Until we see inflation and interest rates start to come down, I think more pain and downturns are to be expected. I truly believe the next little while will separate the emotional investors and the rational investors.
Remember to ask yourself these three key questions before you invest!
While dividend investing is great and all, let’s not forget it’s important to stay diversified – investing in index ETFs, therefore, is an excellent idea.
Random Thought #2 – The downward death spiral of Algonquin Power & Utilities Corp
Ugh AQN has been a terrible investment the last little while, to say the least.
Even after a 50% dividend cut, the price continues to slide. AQN terminated the Kentucky Power acquisition, changed its CEO, and announced plans to sell renewable assets and turn itself into a pure utility company.
With all these announcements, investors aren’t convinced that AQN can turn itself around.
So the share price continues to drop.
Originally we planned to continue to hold AQN, drip shares every quarter, and see if the share price could recover a little before closing out the position.
Looking back, that plan was clearly a mistake. We should have sold earlier when we had the chance. Yet another bad investment mistake!
So what do we do now? Given the tremendous headwind AQN is facing, it probably makes sense for us to start trimming some shares and re-invest that money elsewhere, especially when other Canadian dividend stocks are paying higher than average dividend yields.
Again, I should have done this earlier…but hindsight is always 20/20.
Would we close out AQN completely in the next little while? That certainly could be the plan but most likely we’ll trim our AQN holdings for tax loss reasons, continue to hold some shares, and see if AQN can recover early next year. Long term, I think closing out AQN completely is probably the right move to make.
Dividend Score Card – September 2023
Here’s our dividend scorecard on how we did in September:
It was nice to see that we added $443.48 toward our annual dividend income. Having a drip ratio of 68.4% was also quite fantastic.
Going forward, we will continue to increase our dividend income by using the three pillars:
- Investment of new cash
- Organic dividend growth from dividend hikes

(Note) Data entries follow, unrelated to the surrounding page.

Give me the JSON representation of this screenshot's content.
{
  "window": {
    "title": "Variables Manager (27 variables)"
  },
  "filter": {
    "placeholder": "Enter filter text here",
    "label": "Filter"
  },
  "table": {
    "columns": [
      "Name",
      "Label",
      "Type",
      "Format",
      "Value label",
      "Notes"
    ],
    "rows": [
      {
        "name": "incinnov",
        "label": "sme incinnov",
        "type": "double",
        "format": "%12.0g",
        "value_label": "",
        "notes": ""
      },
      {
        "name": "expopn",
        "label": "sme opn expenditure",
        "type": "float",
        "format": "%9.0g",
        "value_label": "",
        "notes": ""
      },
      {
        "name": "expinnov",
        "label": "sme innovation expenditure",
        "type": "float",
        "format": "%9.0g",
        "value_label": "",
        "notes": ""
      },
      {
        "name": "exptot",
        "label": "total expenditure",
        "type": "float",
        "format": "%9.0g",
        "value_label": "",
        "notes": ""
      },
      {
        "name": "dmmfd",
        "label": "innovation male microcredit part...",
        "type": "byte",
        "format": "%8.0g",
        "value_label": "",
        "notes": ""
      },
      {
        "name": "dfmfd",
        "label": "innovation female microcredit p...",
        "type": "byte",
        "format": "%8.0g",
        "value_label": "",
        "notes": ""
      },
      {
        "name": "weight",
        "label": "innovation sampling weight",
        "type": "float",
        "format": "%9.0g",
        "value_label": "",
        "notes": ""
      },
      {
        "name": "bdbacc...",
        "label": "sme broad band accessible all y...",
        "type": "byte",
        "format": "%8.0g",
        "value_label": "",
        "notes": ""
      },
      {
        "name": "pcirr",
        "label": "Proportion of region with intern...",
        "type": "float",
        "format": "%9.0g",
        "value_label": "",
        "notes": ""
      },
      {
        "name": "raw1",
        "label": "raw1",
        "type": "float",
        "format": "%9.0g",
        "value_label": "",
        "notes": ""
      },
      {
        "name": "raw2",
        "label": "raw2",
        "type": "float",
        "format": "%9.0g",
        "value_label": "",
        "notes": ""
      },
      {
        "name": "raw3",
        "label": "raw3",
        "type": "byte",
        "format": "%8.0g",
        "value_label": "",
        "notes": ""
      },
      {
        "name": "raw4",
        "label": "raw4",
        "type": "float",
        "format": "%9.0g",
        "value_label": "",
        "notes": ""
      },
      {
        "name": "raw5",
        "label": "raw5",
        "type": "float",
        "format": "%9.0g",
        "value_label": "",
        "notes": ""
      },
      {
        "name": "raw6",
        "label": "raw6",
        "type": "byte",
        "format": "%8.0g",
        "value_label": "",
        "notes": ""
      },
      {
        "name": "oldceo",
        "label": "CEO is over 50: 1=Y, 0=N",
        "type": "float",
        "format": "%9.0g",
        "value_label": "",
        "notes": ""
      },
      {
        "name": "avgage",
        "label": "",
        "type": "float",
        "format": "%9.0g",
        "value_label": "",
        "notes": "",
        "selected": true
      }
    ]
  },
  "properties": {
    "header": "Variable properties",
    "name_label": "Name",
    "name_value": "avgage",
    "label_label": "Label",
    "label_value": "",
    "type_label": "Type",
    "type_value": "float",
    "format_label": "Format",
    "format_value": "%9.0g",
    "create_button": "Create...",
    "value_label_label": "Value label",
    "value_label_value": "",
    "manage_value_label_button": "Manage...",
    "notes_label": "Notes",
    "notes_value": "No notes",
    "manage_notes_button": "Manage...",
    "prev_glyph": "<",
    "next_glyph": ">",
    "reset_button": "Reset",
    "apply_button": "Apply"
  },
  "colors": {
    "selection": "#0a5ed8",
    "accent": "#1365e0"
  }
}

- Dividend reinvestment plans
Financial Independence Journey Update
It is our goal to be able to live off dividends when we are financially independent. After nine months, our dividend income was able to cover 102.5% of our necessity expenses.
Necessity expenses include things like groceries, mortgage, household items, utilities, internet, phone, health, car related expenses, insurance, and any other essential expenses.
Necessity expenses do not include things like eating out, charitable donations, massages, and vacations.
In other words, we are generating sufficient dividend income to cover all of our essential expenses. Soon, we hope to have our dividend income to cover all of our expenses.
Dividend Income – September 2023 Summary
After three quarters, we have received a total of $37,103.17 in dividend income. With three months to go, we are on track to receive over $49,000 in dividends for the whole year.
This would put us slightly ahead of our dividend income projection and I may have to adjust our projections in early January 2024. Being slightly ahead of our projections is a good thing though.
To put things in perspective, $37,103.17 after nine months is equivalent of:
- $135.91 per day or $5.66 per hour
- $951.36 per working week or $23.78 per hour after 39 working weeks
It’s nice that our dividend portfolio is working hard for us every single day so we don’t have to.
Dear readers, how was your September dividend income?